Savage, Thomas 1915-2003
SAVAGE, Thomas 1915-2003
See index for CA sketch: Born April 25, 1915, in Salt Lake City, UT; died July 25, 2003, in Virginia Beach, VA. Novelist. Savage was a popular author of Western novels that often drew on his own experiences as a ranch hand. In his early career, he also worked as a wrangler, welder, plumber's assistant, and railroad brakeman. In 1940 Savage finished his undergraduate studies at Colby College; he published his first novel, The Pass, four years later and found work as an English instructor at Suffolk University two years after that. Struggling at first to make a living and support his family, Savage saw his fortunes take a turn for the better when Columbia Pictures purchased the film rights for his second book, Lona Hanson (1948). Although a film was never produced, Savage enjoyed a successful career as a writer after that, publishing thirteen novels in all. He also continued to teach English, moving to Brandeis University in 1949, where he remained until 1955, and also teaching at Vassar College and Franconia College. Among his other novels are The Power of the Dog (1967), A Strange God (1974), I Heard My Sister Speak My Name (1977; published as The Sheep Queen, 2001) and The Corner of Rife and Pacific (1988), the last of which was nominated for a PEN/Faulkner Award and won a Pacific Northwest Booksellers Association Award.

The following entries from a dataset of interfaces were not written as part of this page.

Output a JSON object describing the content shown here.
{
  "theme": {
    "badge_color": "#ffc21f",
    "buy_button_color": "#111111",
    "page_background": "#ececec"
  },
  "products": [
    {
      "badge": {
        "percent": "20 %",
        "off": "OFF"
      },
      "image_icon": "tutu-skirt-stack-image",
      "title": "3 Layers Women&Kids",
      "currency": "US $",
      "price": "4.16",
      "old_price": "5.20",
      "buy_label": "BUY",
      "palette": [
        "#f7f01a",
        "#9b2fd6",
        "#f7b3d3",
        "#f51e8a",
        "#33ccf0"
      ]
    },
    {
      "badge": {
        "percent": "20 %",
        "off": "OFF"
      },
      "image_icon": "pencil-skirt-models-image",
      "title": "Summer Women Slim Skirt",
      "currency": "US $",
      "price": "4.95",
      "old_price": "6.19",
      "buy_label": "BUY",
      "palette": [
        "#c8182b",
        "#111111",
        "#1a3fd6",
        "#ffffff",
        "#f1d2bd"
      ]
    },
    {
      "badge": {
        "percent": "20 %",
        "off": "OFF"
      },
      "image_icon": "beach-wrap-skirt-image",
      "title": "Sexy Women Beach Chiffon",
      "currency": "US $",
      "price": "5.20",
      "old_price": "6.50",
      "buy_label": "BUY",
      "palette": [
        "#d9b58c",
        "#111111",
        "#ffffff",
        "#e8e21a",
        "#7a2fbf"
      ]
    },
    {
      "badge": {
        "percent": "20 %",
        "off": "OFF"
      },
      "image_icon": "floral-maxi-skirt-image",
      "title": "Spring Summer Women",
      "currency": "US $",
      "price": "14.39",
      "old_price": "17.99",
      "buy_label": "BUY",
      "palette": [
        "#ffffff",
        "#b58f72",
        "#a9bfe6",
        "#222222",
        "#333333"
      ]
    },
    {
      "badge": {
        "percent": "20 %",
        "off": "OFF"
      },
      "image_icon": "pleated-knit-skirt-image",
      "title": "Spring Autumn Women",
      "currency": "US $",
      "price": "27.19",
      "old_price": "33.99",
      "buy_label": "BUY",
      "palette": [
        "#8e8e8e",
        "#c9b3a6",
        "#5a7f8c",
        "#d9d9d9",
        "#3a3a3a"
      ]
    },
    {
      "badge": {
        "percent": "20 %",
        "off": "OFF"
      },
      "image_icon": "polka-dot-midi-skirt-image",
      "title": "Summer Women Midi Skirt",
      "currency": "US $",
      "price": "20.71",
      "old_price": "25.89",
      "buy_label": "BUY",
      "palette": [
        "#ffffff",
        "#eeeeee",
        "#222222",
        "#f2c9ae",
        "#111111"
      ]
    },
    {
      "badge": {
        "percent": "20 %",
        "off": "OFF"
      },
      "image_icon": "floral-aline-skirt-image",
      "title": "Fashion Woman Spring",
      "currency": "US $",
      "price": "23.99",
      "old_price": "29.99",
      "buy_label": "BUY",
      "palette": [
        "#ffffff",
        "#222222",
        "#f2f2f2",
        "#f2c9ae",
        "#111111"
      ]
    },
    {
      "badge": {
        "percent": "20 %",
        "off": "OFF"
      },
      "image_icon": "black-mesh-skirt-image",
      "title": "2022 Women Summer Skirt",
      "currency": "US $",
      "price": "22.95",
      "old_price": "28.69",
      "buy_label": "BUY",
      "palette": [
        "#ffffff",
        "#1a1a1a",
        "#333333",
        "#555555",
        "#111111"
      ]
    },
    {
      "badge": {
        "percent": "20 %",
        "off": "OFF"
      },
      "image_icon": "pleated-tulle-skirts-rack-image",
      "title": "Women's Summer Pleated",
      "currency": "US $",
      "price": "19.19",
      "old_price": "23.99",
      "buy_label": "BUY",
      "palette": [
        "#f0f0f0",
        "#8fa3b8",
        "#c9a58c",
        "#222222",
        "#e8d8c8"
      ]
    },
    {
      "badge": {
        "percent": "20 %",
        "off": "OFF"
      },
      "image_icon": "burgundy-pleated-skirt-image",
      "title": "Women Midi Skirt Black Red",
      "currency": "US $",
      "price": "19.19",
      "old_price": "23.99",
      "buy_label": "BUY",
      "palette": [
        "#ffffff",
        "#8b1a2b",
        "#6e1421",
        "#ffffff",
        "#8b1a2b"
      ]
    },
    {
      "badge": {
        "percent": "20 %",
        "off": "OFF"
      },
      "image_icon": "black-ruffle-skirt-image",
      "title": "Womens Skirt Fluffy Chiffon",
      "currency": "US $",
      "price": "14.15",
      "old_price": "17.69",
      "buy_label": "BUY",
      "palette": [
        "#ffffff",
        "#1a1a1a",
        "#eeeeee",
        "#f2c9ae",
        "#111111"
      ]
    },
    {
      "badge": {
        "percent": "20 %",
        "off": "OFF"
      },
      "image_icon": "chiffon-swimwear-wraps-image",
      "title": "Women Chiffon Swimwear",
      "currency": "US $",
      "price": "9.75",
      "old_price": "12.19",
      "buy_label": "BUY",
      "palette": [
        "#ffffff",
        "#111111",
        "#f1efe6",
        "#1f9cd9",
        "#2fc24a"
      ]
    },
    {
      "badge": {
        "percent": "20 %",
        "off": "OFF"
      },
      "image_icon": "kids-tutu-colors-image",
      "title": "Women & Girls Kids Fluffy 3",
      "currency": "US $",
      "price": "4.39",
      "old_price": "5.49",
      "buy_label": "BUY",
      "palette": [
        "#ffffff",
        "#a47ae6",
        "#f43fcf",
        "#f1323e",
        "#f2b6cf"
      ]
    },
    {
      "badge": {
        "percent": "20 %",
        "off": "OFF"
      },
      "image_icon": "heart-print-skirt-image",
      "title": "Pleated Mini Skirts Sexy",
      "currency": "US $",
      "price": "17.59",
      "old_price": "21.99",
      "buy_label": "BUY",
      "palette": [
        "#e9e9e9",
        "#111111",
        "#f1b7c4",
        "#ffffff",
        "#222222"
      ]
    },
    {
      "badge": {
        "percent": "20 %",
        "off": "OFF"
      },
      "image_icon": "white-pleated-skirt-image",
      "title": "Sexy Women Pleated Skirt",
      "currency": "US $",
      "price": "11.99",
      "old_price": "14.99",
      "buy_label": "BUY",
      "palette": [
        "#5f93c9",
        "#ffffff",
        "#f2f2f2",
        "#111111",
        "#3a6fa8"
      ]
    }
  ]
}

OBITUARIES AND OTHER SOURCES:
International Herald Tribune, August 26, 2003, p. 4. New York Times, August 25, 2003, p. A19.